### Problem requirements
Check each line of the records for "gray"; collect those that have it.

(Data for analysis begins)

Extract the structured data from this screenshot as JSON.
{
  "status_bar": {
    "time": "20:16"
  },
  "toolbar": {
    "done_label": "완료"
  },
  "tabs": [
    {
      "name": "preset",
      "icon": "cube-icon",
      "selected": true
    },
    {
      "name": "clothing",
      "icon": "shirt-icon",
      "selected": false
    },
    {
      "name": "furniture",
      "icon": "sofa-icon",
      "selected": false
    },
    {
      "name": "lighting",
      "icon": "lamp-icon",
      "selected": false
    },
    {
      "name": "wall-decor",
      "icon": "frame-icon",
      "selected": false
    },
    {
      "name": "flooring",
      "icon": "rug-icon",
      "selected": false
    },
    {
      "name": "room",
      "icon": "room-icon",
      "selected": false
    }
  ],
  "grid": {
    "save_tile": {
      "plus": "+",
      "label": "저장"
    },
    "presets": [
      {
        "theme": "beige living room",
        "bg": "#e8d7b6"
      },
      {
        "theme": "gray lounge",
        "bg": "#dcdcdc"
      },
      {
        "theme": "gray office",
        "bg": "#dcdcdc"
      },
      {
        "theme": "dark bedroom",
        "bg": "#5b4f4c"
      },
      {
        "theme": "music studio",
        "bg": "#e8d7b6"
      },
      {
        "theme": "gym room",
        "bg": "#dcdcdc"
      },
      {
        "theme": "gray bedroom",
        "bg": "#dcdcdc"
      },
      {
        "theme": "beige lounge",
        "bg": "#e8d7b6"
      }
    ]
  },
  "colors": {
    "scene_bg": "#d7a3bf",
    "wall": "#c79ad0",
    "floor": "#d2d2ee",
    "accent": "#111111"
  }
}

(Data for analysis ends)

### Answer
        "theme": "gray lounge",
        "theme": "gray office",
        "theme": "gray bedroom",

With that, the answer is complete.